▶ **Directions**
Check every line of the material below for the string "JSON", and return the ones that have it.

▶ **Data supplied**
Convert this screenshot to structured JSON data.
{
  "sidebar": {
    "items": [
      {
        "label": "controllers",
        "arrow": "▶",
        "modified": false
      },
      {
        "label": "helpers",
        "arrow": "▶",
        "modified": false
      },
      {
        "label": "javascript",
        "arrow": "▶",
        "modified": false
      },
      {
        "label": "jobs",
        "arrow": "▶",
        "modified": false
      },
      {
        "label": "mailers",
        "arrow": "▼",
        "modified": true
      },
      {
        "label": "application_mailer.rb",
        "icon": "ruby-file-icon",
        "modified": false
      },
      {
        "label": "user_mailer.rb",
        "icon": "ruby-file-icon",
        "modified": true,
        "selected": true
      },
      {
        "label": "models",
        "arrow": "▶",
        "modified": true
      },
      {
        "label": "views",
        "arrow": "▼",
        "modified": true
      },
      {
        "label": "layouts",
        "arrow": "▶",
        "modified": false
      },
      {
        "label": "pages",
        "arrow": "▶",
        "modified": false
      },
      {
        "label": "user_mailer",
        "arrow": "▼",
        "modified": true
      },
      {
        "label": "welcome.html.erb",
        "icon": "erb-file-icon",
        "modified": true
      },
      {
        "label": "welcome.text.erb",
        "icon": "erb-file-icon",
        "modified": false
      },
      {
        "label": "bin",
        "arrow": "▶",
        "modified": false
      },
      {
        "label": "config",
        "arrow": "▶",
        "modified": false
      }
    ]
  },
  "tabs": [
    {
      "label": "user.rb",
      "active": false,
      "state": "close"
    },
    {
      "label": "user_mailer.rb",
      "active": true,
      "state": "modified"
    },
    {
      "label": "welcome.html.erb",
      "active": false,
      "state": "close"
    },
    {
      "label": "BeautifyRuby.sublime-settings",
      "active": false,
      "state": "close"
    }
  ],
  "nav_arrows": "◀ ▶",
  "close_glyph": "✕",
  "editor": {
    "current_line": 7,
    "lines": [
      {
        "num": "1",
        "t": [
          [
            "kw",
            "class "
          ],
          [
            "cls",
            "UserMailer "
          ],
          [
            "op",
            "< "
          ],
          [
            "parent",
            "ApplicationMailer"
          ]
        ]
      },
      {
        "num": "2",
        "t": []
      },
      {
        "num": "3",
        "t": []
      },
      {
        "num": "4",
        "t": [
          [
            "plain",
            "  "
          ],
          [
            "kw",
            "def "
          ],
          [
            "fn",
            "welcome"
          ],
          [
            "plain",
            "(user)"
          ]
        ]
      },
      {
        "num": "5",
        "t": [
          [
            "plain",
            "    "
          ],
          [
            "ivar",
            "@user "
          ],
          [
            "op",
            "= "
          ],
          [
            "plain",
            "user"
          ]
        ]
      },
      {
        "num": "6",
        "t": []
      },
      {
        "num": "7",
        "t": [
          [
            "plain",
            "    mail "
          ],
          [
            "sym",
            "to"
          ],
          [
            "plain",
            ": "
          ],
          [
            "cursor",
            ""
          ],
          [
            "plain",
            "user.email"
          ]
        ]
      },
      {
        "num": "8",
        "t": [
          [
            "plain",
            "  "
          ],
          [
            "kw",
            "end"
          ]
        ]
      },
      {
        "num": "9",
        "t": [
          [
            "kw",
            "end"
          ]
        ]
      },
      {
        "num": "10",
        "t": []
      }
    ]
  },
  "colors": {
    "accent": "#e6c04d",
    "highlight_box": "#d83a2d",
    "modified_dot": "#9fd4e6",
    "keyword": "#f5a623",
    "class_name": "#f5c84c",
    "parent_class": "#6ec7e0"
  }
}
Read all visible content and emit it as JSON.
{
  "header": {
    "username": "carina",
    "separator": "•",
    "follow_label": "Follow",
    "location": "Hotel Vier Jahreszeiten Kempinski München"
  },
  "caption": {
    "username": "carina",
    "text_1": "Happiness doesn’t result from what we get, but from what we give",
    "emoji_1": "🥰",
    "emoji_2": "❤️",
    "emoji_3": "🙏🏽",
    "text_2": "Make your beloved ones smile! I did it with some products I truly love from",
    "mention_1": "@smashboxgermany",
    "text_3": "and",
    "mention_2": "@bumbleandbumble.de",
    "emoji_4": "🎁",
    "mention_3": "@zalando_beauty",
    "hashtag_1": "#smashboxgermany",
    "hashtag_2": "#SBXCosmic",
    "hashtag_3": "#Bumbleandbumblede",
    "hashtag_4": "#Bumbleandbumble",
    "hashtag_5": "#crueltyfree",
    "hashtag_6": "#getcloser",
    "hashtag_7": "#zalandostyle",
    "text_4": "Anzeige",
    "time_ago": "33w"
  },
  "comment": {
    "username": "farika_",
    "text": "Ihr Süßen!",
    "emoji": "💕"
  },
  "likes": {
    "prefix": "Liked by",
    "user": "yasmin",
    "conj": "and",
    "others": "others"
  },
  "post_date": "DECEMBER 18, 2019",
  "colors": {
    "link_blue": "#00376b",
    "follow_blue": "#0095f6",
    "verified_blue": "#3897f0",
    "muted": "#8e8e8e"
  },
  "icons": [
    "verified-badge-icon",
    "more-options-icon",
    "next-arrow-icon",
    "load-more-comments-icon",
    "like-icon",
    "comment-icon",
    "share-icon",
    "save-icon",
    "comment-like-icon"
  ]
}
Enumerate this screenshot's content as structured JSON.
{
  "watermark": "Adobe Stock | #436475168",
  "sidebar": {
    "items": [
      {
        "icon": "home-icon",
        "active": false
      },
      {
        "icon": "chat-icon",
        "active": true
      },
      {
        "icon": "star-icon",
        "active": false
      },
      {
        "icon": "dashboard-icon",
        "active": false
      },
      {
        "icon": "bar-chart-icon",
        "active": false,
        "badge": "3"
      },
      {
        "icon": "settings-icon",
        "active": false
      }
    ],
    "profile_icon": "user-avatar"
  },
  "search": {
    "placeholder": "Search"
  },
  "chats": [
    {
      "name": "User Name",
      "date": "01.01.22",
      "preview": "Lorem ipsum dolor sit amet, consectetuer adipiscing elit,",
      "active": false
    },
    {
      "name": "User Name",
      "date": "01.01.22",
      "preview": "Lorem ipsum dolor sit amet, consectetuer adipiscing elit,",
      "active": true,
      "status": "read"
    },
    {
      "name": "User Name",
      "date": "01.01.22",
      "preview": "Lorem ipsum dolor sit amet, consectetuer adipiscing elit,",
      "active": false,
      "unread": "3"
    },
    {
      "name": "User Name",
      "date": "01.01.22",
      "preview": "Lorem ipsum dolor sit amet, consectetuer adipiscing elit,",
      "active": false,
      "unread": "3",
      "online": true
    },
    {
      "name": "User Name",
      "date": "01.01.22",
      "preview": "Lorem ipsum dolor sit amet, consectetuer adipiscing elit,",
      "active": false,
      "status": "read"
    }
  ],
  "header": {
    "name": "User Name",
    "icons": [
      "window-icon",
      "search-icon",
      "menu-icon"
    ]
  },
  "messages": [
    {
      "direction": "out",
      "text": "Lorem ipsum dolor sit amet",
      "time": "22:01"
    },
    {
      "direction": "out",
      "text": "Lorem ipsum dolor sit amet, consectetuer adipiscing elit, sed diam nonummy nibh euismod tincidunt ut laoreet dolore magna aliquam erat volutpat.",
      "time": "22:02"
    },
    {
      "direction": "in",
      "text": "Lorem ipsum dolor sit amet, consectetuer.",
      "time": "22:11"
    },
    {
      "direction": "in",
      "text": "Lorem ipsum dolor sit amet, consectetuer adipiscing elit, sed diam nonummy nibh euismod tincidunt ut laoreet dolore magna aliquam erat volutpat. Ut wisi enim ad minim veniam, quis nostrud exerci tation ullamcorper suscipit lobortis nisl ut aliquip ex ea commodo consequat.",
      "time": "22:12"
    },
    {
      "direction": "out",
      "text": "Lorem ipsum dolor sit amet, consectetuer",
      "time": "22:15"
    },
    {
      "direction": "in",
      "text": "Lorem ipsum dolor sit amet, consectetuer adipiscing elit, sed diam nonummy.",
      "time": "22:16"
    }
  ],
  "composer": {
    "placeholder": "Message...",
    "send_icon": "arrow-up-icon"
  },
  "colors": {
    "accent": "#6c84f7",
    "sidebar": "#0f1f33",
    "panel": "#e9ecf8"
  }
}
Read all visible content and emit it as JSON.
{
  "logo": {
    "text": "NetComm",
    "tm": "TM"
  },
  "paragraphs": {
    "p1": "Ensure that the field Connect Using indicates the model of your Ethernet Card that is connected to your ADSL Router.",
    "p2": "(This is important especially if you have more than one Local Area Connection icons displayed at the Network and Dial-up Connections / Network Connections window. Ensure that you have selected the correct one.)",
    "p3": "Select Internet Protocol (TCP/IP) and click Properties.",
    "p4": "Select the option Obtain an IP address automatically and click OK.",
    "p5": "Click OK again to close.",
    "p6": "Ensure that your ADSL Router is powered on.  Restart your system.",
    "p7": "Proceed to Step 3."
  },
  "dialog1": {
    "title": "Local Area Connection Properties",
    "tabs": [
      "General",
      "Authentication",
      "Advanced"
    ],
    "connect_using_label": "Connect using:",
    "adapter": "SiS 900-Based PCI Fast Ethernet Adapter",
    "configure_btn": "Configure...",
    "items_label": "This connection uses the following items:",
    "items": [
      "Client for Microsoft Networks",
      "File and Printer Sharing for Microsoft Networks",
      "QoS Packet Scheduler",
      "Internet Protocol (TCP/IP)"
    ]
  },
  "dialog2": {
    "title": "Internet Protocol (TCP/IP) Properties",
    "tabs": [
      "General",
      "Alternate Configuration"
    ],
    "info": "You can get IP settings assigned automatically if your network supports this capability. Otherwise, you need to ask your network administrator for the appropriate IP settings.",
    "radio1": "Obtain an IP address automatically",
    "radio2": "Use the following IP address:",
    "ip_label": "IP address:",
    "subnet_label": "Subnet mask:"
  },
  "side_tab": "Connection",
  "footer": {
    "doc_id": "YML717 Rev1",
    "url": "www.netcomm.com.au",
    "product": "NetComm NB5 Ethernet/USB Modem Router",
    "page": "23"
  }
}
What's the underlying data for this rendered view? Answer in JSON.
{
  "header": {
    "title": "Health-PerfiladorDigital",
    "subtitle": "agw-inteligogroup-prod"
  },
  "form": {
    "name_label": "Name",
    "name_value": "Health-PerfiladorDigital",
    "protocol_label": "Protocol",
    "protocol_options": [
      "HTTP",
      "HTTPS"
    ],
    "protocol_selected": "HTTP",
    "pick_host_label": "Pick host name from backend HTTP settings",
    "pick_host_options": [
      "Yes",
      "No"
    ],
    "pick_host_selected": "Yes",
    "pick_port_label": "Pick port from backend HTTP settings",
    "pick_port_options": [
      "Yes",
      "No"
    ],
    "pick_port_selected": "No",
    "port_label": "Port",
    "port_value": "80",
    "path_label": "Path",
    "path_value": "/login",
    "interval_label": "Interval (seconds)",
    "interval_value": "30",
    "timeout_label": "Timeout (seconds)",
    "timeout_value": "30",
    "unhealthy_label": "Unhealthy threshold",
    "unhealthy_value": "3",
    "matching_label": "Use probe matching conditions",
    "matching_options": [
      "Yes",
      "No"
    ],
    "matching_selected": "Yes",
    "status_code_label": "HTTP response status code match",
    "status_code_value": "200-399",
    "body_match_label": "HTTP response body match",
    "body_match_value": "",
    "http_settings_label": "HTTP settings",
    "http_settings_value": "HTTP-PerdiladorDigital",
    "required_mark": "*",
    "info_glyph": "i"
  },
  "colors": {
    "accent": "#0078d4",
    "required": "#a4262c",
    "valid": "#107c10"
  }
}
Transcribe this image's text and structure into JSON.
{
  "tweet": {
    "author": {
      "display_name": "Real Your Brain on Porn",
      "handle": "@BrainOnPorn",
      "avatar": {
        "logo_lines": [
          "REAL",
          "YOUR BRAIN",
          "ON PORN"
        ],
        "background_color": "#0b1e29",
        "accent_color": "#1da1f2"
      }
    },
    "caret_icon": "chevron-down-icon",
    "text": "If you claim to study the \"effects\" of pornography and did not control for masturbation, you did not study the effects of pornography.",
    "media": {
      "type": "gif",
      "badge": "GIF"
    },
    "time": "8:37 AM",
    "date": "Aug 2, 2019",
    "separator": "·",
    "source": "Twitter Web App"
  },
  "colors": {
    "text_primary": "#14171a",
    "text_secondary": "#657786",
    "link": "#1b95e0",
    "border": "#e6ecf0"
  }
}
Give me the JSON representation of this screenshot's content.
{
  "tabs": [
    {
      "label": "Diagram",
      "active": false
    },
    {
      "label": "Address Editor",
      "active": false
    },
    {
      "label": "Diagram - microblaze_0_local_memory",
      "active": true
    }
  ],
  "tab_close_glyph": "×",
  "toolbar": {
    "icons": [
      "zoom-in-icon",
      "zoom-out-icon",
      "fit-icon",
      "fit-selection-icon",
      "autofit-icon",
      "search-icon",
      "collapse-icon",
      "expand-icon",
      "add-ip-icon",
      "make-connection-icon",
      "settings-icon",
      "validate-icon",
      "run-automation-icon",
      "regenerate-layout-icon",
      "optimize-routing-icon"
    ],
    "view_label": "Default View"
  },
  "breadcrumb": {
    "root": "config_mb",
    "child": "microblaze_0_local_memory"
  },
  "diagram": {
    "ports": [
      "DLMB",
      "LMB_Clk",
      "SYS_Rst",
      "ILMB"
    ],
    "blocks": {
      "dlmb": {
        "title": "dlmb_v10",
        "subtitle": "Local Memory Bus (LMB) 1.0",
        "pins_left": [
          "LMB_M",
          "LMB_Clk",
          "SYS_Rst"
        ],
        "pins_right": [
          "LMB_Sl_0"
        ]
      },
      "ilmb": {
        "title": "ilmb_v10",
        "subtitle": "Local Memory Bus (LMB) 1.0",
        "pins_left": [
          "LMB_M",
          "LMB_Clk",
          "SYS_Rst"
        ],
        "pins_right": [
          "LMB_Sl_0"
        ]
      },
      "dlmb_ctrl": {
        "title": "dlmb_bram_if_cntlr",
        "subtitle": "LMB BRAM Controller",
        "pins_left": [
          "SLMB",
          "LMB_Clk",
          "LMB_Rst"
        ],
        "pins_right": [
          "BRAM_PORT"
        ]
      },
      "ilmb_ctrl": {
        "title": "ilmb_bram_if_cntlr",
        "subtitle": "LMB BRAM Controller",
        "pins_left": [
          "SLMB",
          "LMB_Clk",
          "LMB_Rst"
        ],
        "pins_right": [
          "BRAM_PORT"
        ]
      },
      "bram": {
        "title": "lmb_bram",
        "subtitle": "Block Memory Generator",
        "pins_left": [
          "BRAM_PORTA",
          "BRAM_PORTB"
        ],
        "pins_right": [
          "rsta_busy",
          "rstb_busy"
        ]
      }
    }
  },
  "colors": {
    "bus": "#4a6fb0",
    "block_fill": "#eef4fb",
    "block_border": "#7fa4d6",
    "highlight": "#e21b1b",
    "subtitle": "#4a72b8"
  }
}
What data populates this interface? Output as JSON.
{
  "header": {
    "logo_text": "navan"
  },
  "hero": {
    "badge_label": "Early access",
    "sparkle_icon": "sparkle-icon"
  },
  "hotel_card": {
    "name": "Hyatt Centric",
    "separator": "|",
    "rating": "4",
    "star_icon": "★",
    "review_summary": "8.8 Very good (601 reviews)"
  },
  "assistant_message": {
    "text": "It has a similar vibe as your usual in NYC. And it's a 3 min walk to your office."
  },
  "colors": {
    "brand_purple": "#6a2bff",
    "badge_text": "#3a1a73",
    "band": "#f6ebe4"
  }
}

▶ **Response to the exercise**
Convert this screenshot to structured JSON data.
Read all visible content and emit it as JSON.
Enumerate this screenshot's content as structured JSON.
Read all visible content and emit it as JSON.
What's the underlying data for this rendered view? Answer in JSON.
Transcribe this image's text and structure into JSON.
Give me the JSON representation of this screenshot's content.
What data populates this interface? Output as JSON.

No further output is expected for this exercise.